Burgh Island is a relatively rare example of a tidal island - a rocky area which is connected to the mainland only around low tide, being cut off at high water levels. There are approximately 42 others in the UK. Like some similar locations it was originally known as Saint Michaels Island, the name later changed to Borough Island and subsequently shortened; it lies opposite Bigbury-on-Sea in the South Hams district along the south Devon coast, separated by an 800 foot-wide strip of sand which extends eastwards to the mouth of the River Avon.
The beach is very popular since the sands are clean, fine-grained and slope very gently either side of the central ridge, while the island is compact and pretty, crossed by a few paths, and bordered on three sides by steep, jagged rocky slopes of grey slate and reddish sandstone. About a third of the island is contained within the grounds of the Burgh Island Hotel, which occupies an Art Deco building constructed in 1929, offering picturesque but expensive accommodation, and not particularly welcoming for non-residents. All of the island is owned by the same group, but the section outside the hotel grounds is freely accessible to the public. On the north side of the island are several other buildings including the 14th century Pilchard Inn, but other parts are undeveloped, save for a stone ruin on the high point, originally a huer's hut, once used by lookouts to alert fishermen of approaching shoals of fish. The hut was constructed on the site of the 14th century chapel of Saint Michael. The round trip walk from the car park in Bigbury, across to the island and around the accessible part of the perimeter is about one mile.

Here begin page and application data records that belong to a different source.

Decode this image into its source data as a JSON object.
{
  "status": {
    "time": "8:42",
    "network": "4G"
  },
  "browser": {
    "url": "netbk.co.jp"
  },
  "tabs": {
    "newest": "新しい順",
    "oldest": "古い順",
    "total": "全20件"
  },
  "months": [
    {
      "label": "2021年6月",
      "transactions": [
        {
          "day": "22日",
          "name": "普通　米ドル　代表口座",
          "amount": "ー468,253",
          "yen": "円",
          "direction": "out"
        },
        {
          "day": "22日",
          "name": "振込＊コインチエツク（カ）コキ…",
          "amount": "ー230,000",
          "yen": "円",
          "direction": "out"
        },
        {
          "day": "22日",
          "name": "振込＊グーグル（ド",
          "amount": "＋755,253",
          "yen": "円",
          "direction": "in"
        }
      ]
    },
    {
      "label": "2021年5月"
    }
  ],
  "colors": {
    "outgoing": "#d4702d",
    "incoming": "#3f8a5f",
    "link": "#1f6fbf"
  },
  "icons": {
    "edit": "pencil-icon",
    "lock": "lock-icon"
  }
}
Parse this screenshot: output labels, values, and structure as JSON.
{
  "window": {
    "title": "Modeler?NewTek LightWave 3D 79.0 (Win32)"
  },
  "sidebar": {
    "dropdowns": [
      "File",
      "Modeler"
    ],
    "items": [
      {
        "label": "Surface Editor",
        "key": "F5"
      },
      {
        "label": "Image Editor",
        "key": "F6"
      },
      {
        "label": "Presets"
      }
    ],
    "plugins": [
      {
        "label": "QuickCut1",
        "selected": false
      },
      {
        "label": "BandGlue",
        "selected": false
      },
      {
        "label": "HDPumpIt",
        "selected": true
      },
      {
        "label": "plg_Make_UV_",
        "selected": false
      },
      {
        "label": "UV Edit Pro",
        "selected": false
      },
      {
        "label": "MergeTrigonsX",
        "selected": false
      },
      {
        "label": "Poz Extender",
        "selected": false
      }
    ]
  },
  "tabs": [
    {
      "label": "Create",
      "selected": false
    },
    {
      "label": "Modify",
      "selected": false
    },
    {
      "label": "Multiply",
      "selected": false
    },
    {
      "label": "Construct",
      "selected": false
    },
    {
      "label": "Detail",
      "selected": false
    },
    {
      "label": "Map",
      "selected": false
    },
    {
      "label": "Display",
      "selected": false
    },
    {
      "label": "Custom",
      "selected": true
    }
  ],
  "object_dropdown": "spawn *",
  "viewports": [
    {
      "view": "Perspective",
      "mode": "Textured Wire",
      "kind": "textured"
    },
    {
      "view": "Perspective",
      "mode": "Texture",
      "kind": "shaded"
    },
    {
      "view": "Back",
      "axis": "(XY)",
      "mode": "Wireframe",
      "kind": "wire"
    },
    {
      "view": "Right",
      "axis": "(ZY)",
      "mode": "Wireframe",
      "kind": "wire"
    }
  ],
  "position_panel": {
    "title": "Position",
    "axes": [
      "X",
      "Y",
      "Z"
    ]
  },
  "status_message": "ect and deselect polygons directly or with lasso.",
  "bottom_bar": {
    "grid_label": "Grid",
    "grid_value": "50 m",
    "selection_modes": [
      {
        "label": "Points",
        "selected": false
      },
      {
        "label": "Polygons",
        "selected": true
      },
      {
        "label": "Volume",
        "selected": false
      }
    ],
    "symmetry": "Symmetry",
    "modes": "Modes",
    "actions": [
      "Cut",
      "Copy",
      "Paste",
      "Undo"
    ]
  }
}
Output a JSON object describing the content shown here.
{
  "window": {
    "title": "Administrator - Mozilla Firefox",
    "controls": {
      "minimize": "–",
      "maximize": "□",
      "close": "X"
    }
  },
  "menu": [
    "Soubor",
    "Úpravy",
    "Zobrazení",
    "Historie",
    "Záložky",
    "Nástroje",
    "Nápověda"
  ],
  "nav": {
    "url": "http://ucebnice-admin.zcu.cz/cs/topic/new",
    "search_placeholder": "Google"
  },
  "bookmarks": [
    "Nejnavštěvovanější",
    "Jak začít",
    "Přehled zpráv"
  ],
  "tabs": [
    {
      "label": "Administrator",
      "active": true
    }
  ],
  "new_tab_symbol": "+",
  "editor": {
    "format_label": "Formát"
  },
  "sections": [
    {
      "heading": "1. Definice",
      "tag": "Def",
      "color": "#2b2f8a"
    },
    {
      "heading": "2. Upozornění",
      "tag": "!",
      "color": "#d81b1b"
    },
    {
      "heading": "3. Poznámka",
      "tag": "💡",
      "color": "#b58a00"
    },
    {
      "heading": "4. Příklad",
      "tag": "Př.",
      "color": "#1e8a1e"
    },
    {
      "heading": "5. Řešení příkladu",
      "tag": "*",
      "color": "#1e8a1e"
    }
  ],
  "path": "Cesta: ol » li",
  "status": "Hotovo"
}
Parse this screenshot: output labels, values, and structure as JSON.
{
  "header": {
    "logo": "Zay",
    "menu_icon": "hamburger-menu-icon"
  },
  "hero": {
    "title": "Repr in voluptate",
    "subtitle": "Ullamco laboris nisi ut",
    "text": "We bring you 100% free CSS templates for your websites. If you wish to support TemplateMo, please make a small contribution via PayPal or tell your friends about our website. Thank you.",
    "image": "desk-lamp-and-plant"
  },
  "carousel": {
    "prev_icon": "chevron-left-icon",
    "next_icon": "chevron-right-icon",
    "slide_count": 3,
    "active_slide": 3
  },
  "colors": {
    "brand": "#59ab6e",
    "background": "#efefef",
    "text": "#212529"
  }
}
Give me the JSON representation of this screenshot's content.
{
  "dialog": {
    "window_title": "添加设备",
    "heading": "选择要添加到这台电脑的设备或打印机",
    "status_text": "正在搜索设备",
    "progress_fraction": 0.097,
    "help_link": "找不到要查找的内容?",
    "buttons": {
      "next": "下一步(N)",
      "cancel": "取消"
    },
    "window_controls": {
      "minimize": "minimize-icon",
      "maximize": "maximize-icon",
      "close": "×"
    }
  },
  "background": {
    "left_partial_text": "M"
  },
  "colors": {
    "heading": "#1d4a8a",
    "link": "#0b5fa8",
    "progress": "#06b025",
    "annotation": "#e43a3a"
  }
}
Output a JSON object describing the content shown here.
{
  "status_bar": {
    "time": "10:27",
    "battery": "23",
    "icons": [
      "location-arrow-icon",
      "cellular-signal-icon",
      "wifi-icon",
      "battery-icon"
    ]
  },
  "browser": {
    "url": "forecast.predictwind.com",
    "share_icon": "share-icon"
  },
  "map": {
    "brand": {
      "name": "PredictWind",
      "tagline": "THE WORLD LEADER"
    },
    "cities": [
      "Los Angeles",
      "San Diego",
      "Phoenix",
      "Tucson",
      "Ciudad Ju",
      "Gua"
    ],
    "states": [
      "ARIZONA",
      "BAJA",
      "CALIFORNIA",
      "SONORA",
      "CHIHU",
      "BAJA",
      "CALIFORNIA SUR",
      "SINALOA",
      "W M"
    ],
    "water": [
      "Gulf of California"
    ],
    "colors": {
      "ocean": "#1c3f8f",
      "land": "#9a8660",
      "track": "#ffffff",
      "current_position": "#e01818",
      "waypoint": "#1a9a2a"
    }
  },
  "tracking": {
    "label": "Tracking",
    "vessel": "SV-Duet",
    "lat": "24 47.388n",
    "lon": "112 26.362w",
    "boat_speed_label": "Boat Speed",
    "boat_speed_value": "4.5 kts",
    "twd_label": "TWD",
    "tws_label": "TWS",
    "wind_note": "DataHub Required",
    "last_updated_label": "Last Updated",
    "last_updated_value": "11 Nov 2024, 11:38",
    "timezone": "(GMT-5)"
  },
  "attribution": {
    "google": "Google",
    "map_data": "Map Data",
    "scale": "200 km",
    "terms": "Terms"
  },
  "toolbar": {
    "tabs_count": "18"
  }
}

The village of Bigbury-on-Sea is reached by just one road, the B3392, which ends at a metered parking area, on top of low cliffs overlooking the beach. Hotel-authorised vehicles sometimes drive over the sands, taking guests to and from the island, while other people may pay a small fee for a ride on the sea tractor, an elevated vehicle capable of driving there at all times, unless the sea is particularly rough; the maximum water depth at high tide is round five feet.
At low tide, Bigbury Beach stretches 800 feet west, to the impassable cliffs of Warren Point, and at least twice as far east, towards the estuary of the River Avon. A low ridge (Murray's Rock), reachable by wading, is exposed to the southeast, a continuation of a peninsula at the edge of the island, within the hotel grounds. Once on the island, a very short road, past the inn, leads to a path across to the northwest tip, the promontory of Herringcove Point, beside the small, rocky inlet of Herring Cove. The path continues close to the western shore, climbing gradually, before turning east at the brink of the highest section of the cliffs, where below, the land falls away very steeply to a series of inaccessible inlets, lined by grey and red rocks, inclined by about 70 degrees. Another path crosses a narrow strip of land to the Little Island, a slightly lower flat above more vertical cliffs on all sides. The southern tip is Burgh Point. The route back runs across the centre of the island, beside a fence at the edge of the private, hotel section. The stone hut is at the summit (161 feet); a fine vantage point looking across many miles of the south coast. There is no visible trace of the former chapel which once stood on this site, part of an ancient monastery.